Work order:
Take from the records below each line that holds "icon".

*-*-*

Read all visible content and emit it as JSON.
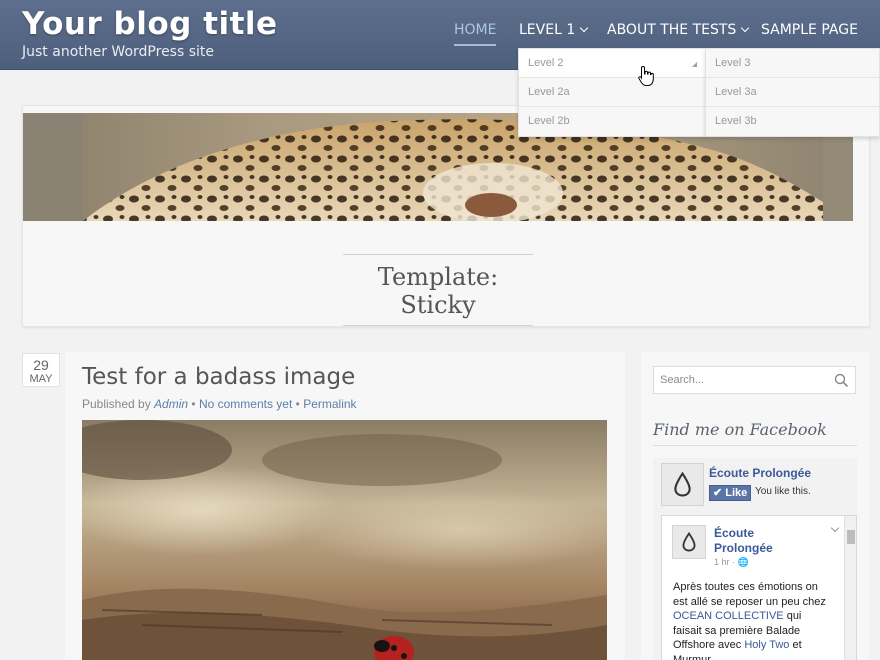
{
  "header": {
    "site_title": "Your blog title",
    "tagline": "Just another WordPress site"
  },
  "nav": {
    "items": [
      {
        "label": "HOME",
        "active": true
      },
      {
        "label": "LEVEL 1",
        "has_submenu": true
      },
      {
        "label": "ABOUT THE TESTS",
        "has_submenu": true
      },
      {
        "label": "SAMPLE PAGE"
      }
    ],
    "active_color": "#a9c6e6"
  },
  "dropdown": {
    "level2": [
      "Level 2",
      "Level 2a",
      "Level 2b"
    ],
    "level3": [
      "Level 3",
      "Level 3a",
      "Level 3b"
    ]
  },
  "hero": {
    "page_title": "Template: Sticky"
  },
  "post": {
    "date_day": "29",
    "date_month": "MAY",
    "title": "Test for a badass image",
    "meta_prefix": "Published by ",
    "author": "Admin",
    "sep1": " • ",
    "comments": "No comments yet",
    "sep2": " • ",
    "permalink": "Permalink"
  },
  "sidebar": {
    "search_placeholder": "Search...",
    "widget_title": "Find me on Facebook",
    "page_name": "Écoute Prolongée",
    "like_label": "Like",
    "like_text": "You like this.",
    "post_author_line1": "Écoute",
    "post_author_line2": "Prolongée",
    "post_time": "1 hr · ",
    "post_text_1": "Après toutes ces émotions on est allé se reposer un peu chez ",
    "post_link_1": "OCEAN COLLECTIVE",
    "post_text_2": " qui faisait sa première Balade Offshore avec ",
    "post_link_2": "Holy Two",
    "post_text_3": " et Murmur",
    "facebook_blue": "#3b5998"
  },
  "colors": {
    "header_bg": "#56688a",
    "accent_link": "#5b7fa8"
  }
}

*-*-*

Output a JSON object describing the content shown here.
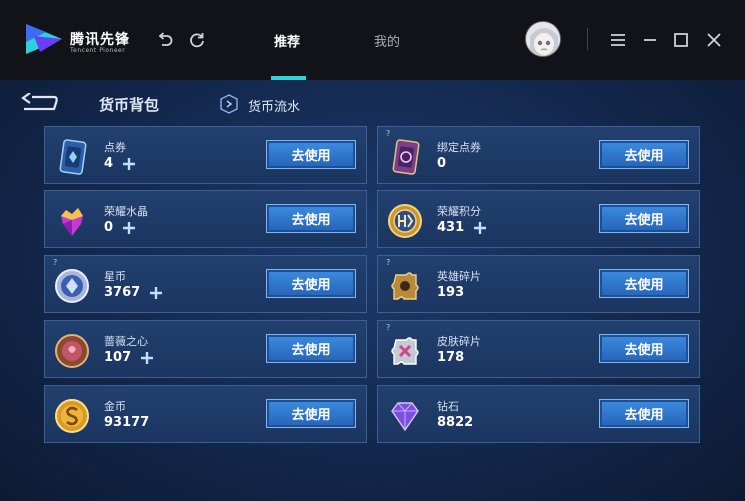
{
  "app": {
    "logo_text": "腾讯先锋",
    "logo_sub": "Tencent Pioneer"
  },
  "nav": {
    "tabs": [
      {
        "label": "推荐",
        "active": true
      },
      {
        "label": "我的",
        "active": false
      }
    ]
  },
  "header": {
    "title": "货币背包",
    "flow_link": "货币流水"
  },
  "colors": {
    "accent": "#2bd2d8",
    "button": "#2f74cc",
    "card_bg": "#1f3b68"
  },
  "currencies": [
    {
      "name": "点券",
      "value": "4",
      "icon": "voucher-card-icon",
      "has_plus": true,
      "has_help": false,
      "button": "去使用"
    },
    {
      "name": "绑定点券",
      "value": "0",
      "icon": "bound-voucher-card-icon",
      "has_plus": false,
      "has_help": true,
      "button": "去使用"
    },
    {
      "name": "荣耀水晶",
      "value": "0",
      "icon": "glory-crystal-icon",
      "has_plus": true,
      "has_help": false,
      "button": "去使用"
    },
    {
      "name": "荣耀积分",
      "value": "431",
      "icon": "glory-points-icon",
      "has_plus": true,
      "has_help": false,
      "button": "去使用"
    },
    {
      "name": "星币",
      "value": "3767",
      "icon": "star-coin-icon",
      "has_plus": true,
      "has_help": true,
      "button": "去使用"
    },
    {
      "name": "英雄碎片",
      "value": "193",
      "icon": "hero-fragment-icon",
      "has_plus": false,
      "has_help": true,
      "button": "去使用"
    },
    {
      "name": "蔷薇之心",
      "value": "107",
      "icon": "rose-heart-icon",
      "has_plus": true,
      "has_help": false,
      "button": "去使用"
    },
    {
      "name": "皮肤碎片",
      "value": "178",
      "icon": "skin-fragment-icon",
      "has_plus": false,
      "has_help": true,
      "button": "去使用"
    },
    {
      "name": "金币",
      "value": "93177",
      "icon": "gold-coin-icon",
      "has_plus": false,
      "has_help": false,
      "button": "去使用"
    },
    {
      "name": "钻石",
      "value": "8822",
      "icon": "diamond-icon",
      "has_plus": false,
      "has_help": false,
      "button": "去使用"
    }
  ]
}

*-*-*

Written answer:
      "icon": "voucher-card-icon",
      "icon": "bound-voucher-card-icon",
      "icon": "glory-crystal-icon",
      "icon": "glory-points-icon",
      "icon": "star-coin-icon",
      "icon": "hero-fragment-icon",
      "icon": "rose-heart-icon",
      "icon": "skin-fragment-icon",
      "icon": "gold-coin-icon",
      "icon": "diamond-icon",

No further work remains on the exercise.